(Web page and app entries)
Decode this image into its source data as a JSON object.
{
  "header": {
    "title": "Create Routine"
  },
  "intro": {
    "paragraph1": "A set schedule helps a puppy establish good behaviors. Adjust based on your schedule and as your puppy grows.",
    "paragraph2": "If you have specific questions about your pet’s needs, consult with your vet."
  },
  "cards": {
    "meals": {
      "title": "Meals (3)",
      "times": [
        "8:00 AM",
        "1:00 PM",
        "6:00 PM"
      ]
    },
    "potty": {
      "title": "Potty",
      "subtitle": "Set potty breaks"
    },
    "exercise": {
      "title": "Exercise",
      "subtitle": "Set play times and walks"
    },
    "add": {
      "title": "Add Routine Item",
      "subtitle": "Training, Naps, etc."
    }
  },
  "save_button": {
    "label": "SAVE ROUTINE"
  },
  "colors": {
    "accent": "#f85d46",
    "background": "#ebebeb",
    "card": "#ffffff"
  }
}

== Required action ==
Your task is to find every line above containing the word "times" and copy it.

== Answer area ==
      "times": [
      "subtitle": "Set play times and walks"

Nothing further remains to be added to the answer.